Make an exact copy of all the entries, with the pictures left out.

BEGIN RECORDS PROVIDED

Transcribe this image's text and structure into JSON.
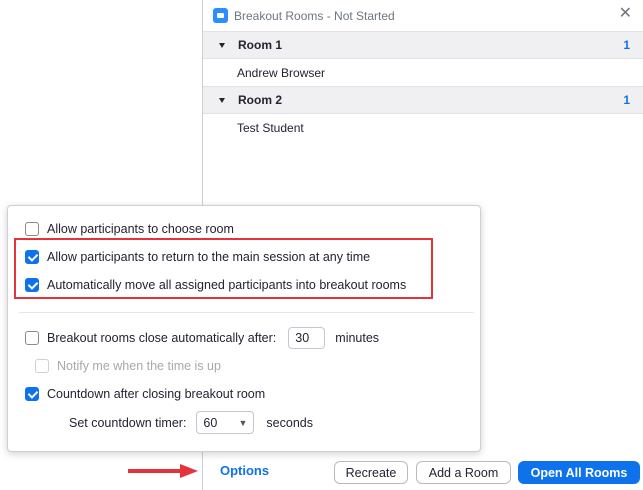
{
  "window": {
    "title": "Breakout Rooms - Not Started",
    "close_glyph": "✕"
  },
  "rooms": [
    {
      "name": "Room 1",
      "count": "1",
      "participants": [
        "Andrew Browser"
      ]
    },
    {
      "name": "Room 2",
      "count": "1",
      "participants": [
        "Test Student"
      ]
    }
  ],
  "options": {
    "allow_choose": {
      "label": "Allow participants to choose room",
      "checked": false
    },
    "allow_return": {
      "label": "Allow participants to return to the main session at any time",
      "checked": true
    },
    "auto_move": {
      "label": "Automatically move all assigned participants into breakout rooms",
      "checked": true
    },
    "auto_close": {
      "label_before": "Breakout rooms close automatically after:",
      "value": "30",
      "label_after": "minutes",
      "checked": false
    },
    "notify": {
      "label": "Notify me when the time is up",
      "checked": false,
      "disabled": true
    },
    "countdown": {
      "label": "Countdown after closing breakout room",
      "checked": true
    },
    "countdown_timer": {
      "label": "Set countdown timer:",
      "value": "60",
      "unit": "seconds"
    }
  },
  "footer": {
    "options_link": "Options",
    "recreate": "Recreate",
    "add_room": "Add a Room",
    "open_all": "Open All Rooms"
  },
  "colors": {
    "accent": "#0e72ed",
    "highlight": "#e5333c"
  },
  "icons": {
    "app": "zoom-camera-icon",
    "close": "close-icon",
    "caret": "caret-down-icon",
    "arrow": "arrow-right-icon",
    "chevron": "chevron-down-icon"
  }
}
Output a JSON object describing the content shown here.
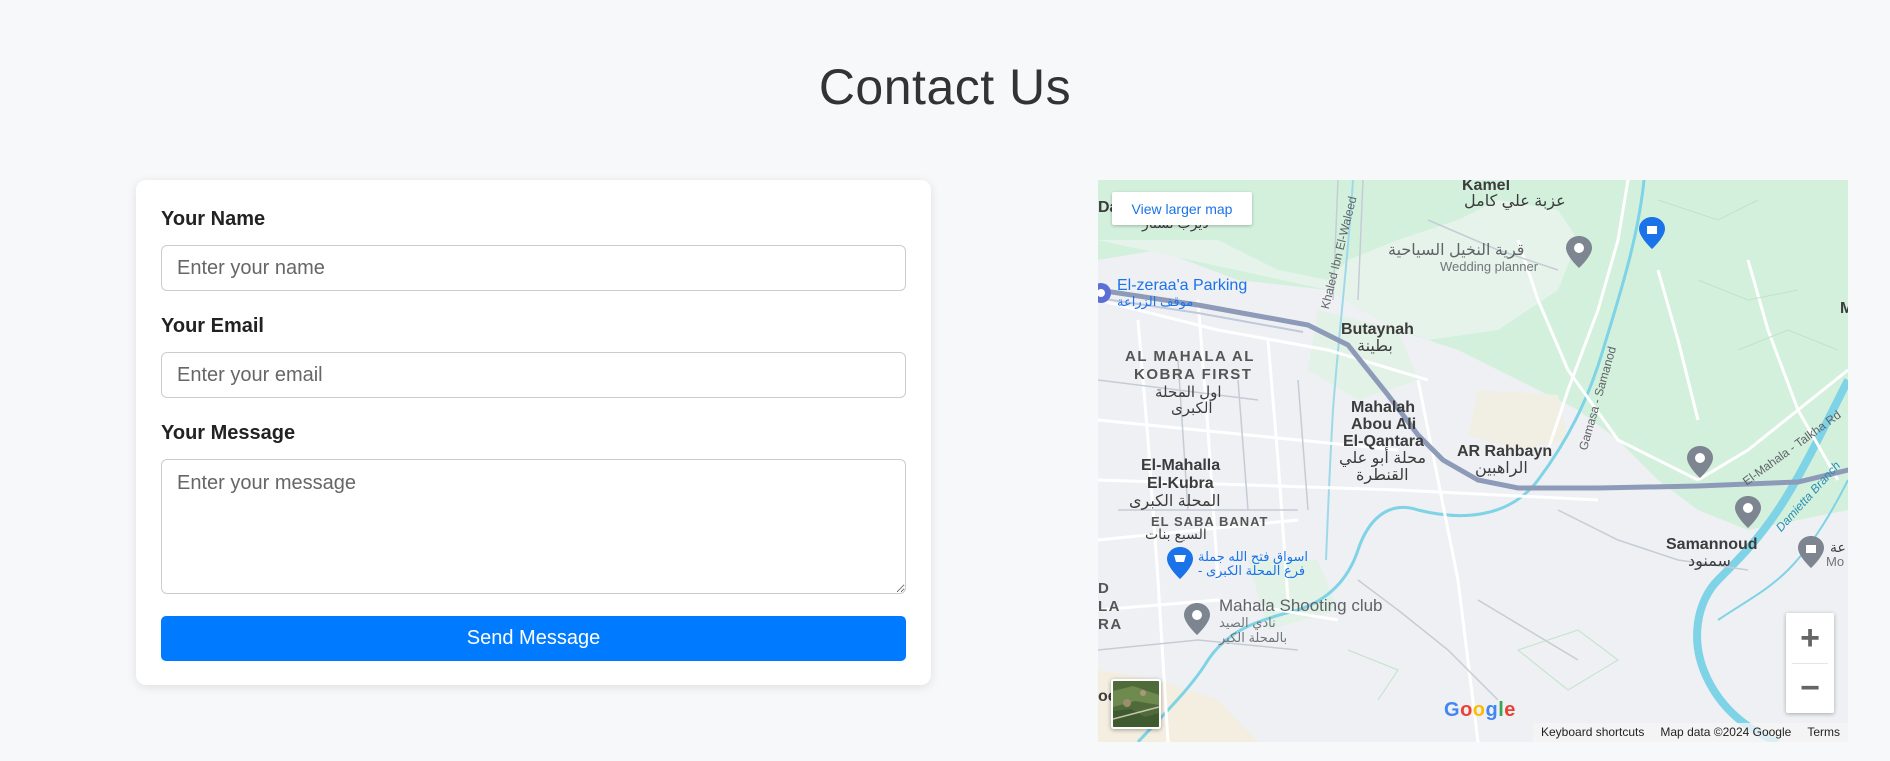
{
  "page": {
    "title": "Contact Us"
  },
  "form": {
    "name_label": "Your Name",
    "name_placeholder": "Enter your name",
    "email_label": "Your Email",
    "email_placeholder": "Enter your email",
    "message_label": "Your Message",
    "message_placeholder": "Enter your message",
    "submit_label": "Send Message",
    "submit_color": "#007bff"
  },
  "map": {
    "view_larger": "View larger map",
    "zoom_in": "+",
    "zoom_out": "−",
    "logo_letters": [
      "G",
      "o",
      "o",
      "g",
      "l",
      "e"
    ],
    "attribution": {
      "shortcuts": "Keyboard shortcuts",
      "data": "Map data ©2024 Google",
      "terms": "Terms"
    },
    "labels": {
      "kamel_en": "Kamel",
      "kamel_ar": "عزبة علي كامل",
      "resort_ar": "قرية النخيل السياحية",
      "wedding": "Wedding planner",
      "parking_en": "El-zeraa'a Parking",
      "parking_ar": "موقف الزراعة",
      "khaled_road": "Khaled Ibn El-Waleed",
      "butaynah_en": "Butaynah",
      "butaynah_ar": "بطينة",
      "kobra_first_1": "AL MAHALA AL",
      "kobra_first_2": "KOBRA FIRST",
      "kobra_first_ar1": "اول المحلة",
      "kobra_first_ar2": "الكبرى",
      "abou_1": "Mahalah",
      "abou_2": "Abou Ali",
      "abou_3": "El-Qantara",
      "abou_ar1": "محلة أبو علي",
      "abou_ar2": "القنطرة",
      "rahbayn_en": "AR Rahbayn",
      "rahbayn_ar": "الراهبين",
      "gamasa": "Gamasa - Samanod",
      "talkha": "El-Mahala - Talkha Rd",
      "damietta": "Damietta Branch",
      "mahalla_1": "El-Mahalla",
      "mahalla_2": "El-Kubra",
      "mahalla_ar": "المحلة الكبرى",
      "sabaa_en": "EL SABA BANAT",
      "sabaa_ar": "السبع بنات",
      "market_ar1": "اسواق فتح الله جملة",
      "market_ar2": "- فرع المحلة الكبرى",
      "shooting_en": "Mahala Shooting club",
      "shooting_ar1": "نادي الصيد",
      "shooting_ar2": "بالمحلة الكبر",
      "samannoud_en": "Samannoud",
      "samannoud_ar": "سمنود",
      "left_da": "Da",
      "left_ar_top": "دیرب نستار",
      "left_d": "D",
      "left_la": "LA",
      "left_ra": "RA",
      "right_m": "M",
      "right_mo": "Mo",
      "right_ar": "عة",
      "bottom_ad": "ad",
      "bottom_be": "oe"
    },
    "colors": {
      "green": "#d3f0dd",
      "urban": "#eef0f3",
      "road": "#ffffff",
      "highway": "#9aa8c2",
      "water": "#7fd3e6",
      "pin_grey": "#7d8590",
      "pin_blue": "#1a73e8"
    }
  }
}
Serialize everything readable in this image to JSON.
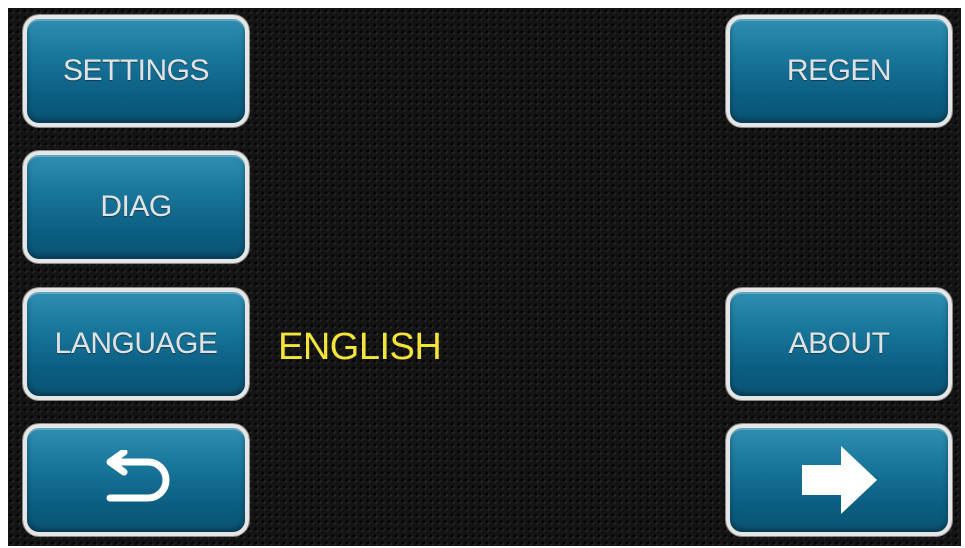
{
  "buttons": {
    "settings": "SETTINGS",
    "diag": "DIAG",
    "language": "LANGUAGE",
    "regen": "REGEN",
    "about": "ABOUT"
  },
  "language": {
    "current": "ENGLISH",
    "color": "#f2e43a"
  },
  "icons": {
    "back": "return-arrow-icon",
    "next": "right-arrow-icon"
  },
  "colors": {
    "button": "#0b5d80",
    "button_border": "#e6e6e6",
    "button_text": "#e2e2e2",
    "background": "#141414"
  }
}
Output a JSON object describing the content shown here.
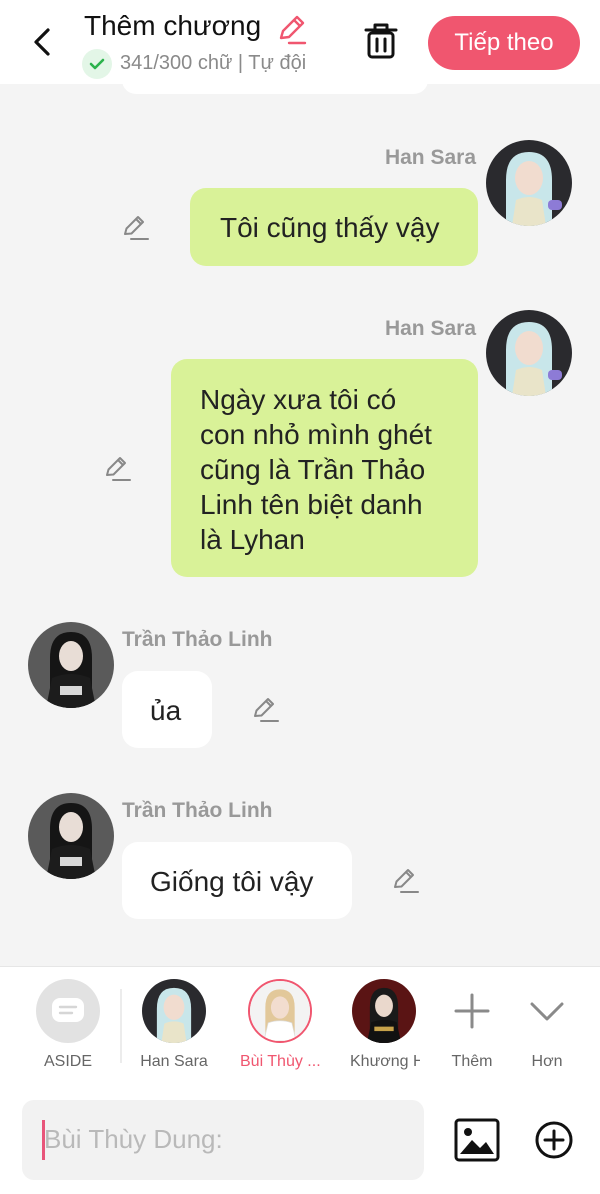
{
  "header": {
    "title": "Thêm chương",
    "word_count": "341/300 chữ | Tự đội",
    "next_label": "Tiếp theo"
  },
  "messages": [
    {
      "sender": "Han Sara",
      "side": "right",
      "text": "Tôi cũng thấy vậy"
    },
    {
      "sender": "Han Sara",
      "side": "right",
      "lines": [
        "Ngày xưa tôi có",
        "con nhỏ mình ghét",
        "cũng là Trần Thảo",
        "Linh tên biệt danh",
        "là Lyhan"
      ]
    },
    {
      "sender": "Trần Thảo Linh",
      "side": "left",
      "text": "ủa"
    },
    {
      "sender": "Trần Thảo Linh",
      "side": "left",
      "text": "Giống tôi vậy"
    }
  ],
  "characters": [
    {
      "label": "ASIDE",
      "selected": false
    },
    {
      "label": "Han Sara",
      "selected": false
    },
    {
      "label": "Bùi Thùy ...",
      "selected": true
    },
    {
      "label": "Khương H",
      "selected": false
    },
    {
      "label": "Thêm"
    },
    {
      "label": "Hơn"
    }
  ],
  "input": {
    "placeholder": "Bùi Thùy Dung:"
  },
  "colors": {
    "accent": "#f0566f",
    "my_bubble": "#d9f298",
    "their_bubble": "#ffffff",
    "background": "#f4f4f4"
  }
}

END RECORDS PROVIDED

OUTPUT OF THE TASK >>
Transcribe this image's text and structure into JSON.
{
  "window": {
    "title": "Breakout Rooms - Not Started",
    "close_glyph": "✕"
  },
  "rooms": [
    {
      "name": "Room 1",
      "count": "1",
      "participants": [
        "Andrew Browser"
      ]
    },
    {
      "name": "Room 2",
      "count": "1",
      "participants": [
        "Test Student"
      ]
    }
  ],
  "options": {
    "allow_choose": {
      "label": "Allow participants to choose room",
      "checked": false
    },
    "allow_return": {
      "label": "Allow participants to return to the main session at any time",
      "checked": true
    },
    "auto_move": {
      "label": "Automatically move all assigned participants into breakout rooms",
      "checked": true
    },
    "auto_close": {
      "label_before": "Breakout rooms close automatically after:",
      "value": "30",
      "label_after": "minutes",
      "checked": false
    },
    "notify": {
      "label": "Notify me when the time is up",
      "checked": false,
      "disabled": true
    },
    "countdown": {
      "label": "Countdown after closing breakout room",
      "checked": true
    },
    "countdown_timer": {
      "label": "Set countdown timer:",
      "value": "60",
      "unit": "seconds"
    }
  },
  "footer": {
    "options_link": "Options",
    "recreate": "Recreate",
    "add_room": "Add a Room",
    "open_all": "Open All Rooms"
  },
  "colors": {
    "accent": "#0e72ed",
    "highlight": "#e5333c"
  },
  "icons": {
    "app": "zoom-camera-icon",
    "close": "close-icon",
    "caret": "caret-down-icon",
    "arrow": "arrow-right-icon",
    "chevron": "chevron-down-icon"
  }
}
Output a JSON object describing the content shown here.
{
  "page": {
    "title": "Contact Us"
  },
  "form": {
    "name_label": "Your Name",
    "name_placeholder": "Enter your name",
    "email_label": "Your Email",
    "email_placeholder": "Enter your email",
    "message_label": "Your Message",
    "message_placeholder": "Enter your message",
    "submit_label": "Send Message",
    "submit_color": "#007bff"
  },
  "map": {
    "view_larger": "View larger map",
    "zoom_in": "+",
    "zoom_out": "−",
    "logo_letters": [
      "G",
      "o",
      "o",
      "g",
      "l",
      "e"
    ],
    "attribution": {
      "shortcuts": "Keyboard shortcuts",
      "data": "Map data ©2024 Google",
      "terms": "Terms"
    },
    "labels": {
      "kamel_en": "Kamel",
      "kamel_ar": "عزبة علي كامل",
      "resort_ar": "قرية النخيل السياحية",
      "wedding": "Wedding planner",
      "parking_en": "El-zeraa'a Parking",
      "parking_ar": "موقف الزراعة",
      "khaled_road": "Khaled Ibn El-Waleed",
      "butaynah_en": "Butaynah",
      "butaynah_ar": "بطينة",
      "kobra_first_1": "AL MAHALA AL",
      "kobra_first_2": "KOBRA FIRST",
      "kobra_first_ar1": "اول المحلة",
      "kobra_first_ar2": "الكبرى",
      "abou_1": "Mahalah",
      "abou_2": "Abou Ali",
      "abou_3": "El-Qantara",
      "abou_ar1": "محلة أبو علي",
      "abou_ar2": "القنطرة",
      "rahbayn_en": "AR Rahbayn",
      "rahbayn_ar": "الراهبين",
      "gamasa": "Gamasa - Samanod",
      "talkha": "El-Mahala - Talkha Rd",
      "damietta": "Damietta Branch",
      "mahalla_1": "El-Mahalla",
      "mahalla_2": "El-Kubra",
      "mahalla_ar": "المحلة الكبرى",
      "sabaa_en": "EL SABA BANAT",
      "sabaa_ar": "السبع بنات",
      "market_ar1": "اسواق فتح الله جملة",
      "market_ar2": "- فرع المحلة الكبرى",
      "shooting_en": "Mahala Shooting club",
      "shooting_ar1": "نادي الصيد",
      "shooting_ar2": "بالمحلة الكبر",
      "samannoud_en": "Samannoud",
      "samannoud_ar": "سمنود",
      "left_da": "Da",
      "left_ar_top": "دیرب نستار",
      "left_d": "D",
      "left_la": "LA",
      "left_ra": "RA",
      "right_m": "M",
      "right_mo": "Mo",
      "right_ar": "عة",
      "bottom_ad": "ad",
      "bottom_be": "oe"
    },
    "colors": {
      "green": "#d3f0dd",
      "urban": "#eef0f3",
      "road": "#ffffff",
      "highway": "#9aa8c2",
      "water": "#7fd3e6",
      "pin_grey": "#7d8590",
      "pin_blue": "#1a73e8"
    }
  }
}
Serialize everything readable in this image to JSON.
{
  "buttons": {
    "settings": "SETTINGS",
    "diag": "DIAG",
    "language": "LANGUAGE",
    "regen": "REGEN",
    "about": "ABOUT"
  },
  "language": {
    "current": "ENGLISH",
    "color": "#f2e43a"
  },
  "icons": {
    "back": "return-arrow-icon",
    "next": "right-arrow-icon"
  },
  "colors": {
    "button": "#0b5d80",
    "button_border": "#e6e6e6",
    "button_text": "#e2e2e2",
    "background": "#141414"
  }
}
Output a JSON object describing the content shown here.
{
  "header": {
    "title": "Thêm chương",
    "word_count": "341/300 chữ | Tự đội",
    "next_label": "Tiếp theo"
  },
  "messages": [
    {
      "sender": "Han Sara",
      "side": "right",
      "text": "Tôi cũng thấy vậy"
    },
    {
      "sender": "Han Sara",
      "side": "right",
      "lines": [
        "Ngày xưa tôi có",
        "con nhỏ mình ghét",
        "cũng là Trần Thảo",
        "Linh tên biệt danh",
        "là Lyhan"
      ]
    },
    {
      "sender": "Trần Thảo Linh",
      "side": "left",
      "text": "ủa"
    },
    {
      "sender": "Trần Thảo Linh",
      "side": "left",
      "text": "Giống tôi vậy"
    }
  ],
  "characters": [
    {
      "label": "ASIDE",
      "selected": false
    },
    {
      "label": "Han Sara",
      "selected": false
    },
    {
      "label": "Bùi Thùy ...",
      "selected": true
    },
    {
      "label": "Khương H",
      "selected": false
    },
    {
      "label": "Thêm"
    },
    {
      "label": "Hơn"
    }
  ],
  "input": {
    "placeholder": "Bùi Thùy Dung:"
  },
  "colors": {
    "accent": "#f0566f",
    "my_bubble": "#d9f298",
    "their_bubble": "#ffffff",
    "background": "#f4f4f4"
  }
}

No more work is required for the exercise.